== Exercise goal ==
All the entries that follow are to be returned exactly.

(Component data from apps and pages)
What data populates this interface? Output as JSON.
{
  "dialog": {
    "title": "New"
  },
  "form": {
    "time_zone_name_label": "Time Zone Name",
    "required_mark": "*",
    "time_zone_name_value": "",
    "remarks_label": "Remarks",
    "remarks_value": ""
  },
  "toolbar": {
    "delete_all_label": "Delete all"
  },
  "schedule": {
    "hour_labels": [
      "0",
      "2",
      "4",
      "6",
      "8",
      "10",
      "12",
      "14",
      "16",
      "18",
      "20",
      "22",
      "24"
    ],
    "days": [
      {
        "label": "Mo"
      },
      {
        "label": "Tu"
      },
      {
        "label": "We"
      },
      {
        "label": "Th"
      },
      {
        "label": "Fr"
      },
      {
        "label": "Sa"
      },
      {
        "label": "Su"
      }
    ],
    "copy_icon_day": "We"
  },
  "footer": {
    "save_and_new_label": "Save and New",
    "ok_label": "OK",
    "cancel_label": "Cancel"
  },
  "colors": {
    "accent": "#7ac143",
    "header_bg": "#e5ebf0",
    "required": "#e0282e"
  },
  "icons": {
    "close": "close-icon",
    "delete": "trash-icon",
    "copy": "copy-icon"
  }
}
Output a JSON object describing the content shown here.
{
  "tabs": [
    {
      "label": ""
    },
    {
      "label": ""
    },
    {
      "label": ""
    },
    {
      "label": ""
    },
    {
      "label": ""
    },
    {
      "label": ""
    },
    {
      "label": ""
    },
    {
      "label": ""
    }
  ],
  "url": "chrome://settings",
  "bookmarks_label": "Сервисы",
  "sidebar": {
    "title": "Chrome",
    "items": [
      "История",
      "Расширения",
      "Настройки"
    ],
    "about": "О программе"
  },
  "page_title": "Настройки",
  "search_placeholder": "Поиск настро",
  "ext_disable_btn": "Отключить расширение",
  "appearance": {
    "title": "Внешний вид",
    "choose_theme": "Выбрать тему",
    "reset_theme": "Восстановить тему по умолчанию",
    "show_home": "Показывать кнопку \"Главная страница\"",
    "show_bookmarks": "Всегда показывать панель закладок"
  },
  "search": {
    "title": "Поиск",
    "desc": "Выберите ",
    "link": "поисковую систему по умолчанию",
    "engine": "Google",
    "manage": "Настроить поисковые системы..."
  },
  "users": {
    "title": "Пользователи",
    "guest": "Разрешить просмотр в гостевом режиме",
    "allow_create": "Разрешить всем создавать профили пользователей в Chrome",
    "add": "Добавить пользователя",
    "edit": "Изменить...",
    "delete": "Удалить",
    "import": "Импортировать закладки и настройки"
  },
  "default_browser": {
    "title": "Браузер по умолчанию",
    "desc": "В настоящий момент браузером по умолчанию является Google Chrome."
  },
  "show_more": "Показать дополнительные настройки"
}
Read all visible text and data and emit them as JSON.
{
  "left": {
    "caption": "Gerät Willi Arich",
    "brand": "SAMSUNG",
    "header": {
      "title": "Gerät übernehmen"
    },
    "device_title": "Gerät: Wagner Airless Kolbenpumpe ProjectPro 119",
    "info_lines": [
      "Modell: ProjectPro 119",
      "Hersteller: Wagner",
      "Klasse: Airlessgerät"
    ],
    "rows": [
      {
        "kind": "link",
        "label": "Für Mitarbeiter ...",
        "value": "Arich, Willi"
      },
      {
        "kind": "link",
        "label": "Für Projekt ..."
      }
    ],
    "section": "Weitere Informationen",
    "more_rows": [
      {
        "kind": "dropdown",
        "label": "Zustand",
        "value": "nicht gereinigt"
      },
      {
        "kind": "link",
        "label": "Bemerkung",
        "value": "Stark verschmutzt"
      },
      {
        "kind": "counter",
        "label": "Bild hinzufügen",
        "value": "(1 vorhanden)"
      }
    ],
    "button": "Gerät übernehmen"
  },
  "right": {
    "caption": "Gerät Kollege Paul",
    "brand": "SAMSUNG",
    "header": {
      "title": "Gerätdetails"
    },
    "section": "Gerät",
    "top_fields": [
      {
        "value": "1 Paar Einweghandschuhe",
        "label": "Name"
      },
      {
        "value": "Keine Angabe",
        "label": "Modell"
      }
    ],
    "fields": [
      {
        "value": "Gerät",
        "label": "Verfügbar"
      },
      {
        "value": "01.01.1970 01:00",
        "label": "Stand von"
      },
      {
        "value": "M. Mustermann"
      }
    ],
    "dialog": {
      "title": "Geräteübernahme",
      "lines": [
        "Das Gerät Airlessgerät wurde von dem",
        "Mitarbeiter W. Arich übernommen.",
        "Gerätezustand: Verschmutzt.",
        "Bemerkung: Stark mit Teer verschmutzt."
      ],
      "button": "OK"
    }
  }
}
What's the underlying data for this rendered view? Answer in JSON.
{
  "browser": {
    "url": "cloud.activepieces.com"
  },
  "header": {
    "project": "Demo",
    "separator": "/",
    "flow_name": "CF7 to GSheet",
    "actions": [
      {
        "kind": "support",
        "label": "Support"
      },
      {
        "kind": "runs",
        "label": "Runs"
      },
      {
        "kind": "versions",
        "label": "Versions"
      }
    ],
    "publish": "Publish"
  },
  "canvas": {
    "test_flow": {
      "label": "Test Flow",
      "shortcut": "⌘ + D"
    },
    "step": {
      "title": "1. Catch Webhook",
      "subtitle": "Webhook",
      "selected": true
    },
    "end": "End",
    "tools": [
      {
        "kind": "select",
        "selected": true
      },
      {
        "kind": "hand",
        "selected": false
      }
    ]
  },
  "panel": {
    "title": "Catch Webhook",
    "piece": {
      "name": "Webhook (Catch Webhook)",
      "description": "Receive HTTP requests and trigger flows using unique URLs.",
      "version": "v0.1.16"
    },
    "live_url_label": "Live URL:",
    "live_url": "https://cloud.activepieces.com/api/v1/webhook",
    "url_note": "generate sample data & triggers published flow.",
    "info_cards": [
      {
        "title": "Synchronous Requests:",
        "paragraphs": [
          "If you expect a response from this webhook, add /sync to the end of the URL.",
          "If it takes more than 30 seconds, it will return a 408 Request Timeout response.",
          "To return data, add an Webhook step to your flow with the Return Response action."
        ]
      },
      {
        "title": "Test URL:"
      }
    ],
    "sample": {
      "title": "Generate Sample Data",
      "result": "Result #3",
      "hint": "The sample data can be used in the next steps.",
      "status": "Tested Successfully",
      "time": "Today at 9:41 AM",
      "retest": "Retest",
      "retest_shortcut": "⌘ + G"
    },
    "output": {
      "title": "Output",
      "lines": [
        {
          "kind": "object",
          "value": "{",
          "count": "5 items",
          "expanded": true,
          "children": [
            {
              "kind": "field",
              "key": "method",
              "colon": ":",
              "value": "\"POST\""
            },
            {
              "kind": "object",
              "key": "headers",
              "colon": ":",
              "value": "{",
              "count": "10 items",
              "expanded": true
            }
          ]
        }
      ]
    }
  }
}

== Output of the exercise ==
What data populates this interface? Output as JSON.
{
  "dialog": {
    "title": "New"
  },
  "form": {
    "time_zone_name_label": "Time Zone Name",
    "required_mark": "*",
    "time_zone_name_value": "",
    "remarks_label": "Remarks",
    "remarks_value": ""
  },
  "toolbar": {
    "delete_all_label": "Delete all"
  },
  "schedule": {
    "hour_labels": [
      "0",
      "2",
      "4",
      "6",
      "8",
      "10",
      "12",
      "14",
      "16",
      "18",
      "20",
      "22",
      "24"
    ],
    "days": [
      {
        "label": "Mo"
      },
      {
        "label": "Tu"
      },
      {
        "label": "We"
      },
      {
        "label": "Th"
      },
      {
        "label": "Fr"
      },
      {
        "label": "Sa"
      },
      {
        "label": "Su"
      }
    ],
    "copy_icon_day": "We"
  },
  "footer": {
    "save_and_new_label": "Save and New",
    "ok_label": "OK",
    "cancel_label": "Cancel"
  },
  "colors": {
    "accent": "#7ac143",
    "header_bg": "#e5ebf0",
    "required": "#e0282e"
  },
  "icons": {
    "close": "close-icon",
    "delete": "trash-icon",
    "copy": "copy-icon"
  }
}
Output a JSON object describing the content shown here.
{
  "tabs": [
    {
      "label": ""
    },
    {
      "label": ""
    },
    {
      "label": ""
    },
    {
      "label": ""
    },
    {
      "label": ""
    },
    {
      "label": ""
    },
    {
      "label": ""
    },
    {
      "label": ""
    }
  ],
  "url": "chrome://settings",
  "bookmarks_label": "Сервисы",
  "sidebar": {
    "title": "Chrome",
    "items": [
      "История",
      "Расширения",
      "Настройки"
    ],
    "about": "О программе"
  },
  "page_title": "Настройки",
  "search_placeholder": "Поиск настро",
  "ext_disable_btn": "Отключить расширение",
  "appearance": {
    "title": "Внешний вид",
    "choose_theme": "Выбрать тему",
    "reset_theme": "Восстановить тему по умолчанию",
    "show_home": "Показывать кнопку \"Главная страница\"",
    "show_bookmarks": "Всегда показывать панель закладок"
  },
  "search": {
    "title": "Поиск",
    "desc": "Выберите ",
    "link": "поисковую систему по умолчанию",
    "engine": "Google",
    "manage": "Настроить поисковые системы..."
  },
  "users": {
    "title": "Пользователи",
    "guest": "Разрешить просмотр в гостевом режиме",
    "allow_create": "Разрешить всем создавать профили пользователей в Chrome",
    "add": "Добавить пользователя",
    "edit": "Изменить...",
    "delete": "Удалить",
    "import": "Импортировать закладки и настройки"
  },
  "default_browser": {
    "title": "Браузер по умолчанию",
    "desc": "В настоящий момент браузером по умолчанию является Google Chrome."
  },
  "show_more": "Показать дополнительные настройки"
}
Read all visible text and data and emit them as JSON.
{
  "left": {
    "caption": "Gerät Willi Arich",
    "brand": "SAMSUNG",
    "header": {
      "title": "Gerät übernehmen"
    },
    "device_title": "Gerät: Wagner Airless Kolbenpumpe ProjectPro 119",
    "info_lines": [
      "Modell: ProjectPro 119",
      "Hersteller: Wagner",
      "Klasse: Airlessgerät"
    ],
    "rows": [
      {
        "kind": "link",
        "label": "Für Mitarbeiter ...",
        "value": "Arich, Willi"
      },
      {
        "kind": "link",
        "label": "Für Projekt ..."
      }
    ],
    "section": "Weitere Informationen",
    "more_rows": [
      {
        "kind": "dropdown",
        "label": "Zustand",
        "value": "nicht gereinigt"
      },
      {
        "kind": "link",
        "label": "Bemerkung",
        "value": "Stark verschmutzt"
      },
      {
        "kind": "counter",
        "label": "Bild hinzufügen",
        "value": "(1 vorhanden)"
      }
    ],
    "button": "Gerät übernehmen"
  },
  "right": {
    "caption": "Gerät Kollege Paul",
    "brand": "SAMSUNG",
    "header": {
      "title": "Gerätdetails"
    },
    "section": "Gerät",
    "top_fields": [
      {
        "value": "1 Paar Einweghandschuhe",
        "label": "Name"
      },
      {
        "value": "Keine Angabe",
        "label": "Modell"
      }
    ],
    "fields": [
      {
        "value": "Gerät",
        "label": "Verfügbar"
      },
      {
        "value": "01.01.1970 01:00",
        "label": "Stand von"
      },
      {
        "value": "M. Mustermann"
      }
    ],
    "dialog": {
      "title": "Geräteübernahme",
      "lines": [
        "Das Gerät Airlessgerät wurde von dem",
        "Mitarbeiter W. Arich übernommen.",
        "Gerätezustand: Verschmutzt.",
        "Bemerkung: Stark mit Teer verschmutzt."
      ],
      "button": "OK"
    }
  }
}
What's the underlying data for this rendered view? Answer in JSON.
{
  "browser": {
    "url": "cloud.activepieces.com"
  },
  "header": {
    "project": "Demo",
    "separator": "/",
    "flow_name": "CF7 to GSheet",
    "actions": [
      {
        "kind": "support",
        "label": "Support"
      },
      {
        "kind": "runs",
        "label": "Runs"
      },
      {
        "kind": "versions",
        "label": "Versions"
      }
    ],
    "publish": "Publish"
  },
  "canvas": {
    "test_flow": {
      "label": "Test Flow",
      "shortcut": "⌘ + D"
    },
    "step": {
      "title": "1. Catch Webhook",
      "subtitle": "Webhook",
      "selected": true
    },
    "end": "End",
    "tools": [
      {
        "kind": "select",
        "selected": true
      },
      {
        "kind": "hand",
        "selected": false
      }
    ]
  },
  "panel": {
    "title": "Catch Webhook",
    "piece": {
      "name": "Webhook (Catch Webhook)",
      "description": "Receive HTTP requests and trigger flows using unique URLs.",
      "version": "v0.1.16"
    },
    "live_url_label": "Live URL:",
    "live_url": "https://cloud.activepieces.com/api/v1/webhook",
    "url_note": "generate sample data & triggers published flow.",
    "info_cards": [
      {
        "title": "Synchronous Requests:",
        "paragraphs": [
          "If you expect a response from this webhook, add /sync to the end of the URL.",
          "If it takes more than 30 seconds, it will return a 408 Request Timeout response.",
          "To return data, add an Webhook step to your flow with the Return Response action."
        ]
      },
      {
        "title": "Test URL:"
      }
    ],
    "sample": {
      "title": "Generate Sample Data",
      "result": "Result #3",
      "hint": "The sample data can be used in the next steps.",
      "status": "Tested Successfully",
      "time": "Today at 9:41 AM",
      "retest": "Retest",
      "retest_shortcut": "⌘ + G"
    },
    "output": {
      "title": "Output",
      "lines": [
        {
          "kind": "object",
          "value": "{",
          "count": "5 items",
          "expanded": true,
          "children": [
            {
              "kind": "field",
              "key": "method",
              "colon": ":",
              "value": "\"POST\""
            },
            {
              "kind": "object",
              "key": "headers",
              "colon": ":",
              "value": "{",
              "count": "10 items",
              "expanded": true
            }
          ]
        }
      ]
    }
  }
}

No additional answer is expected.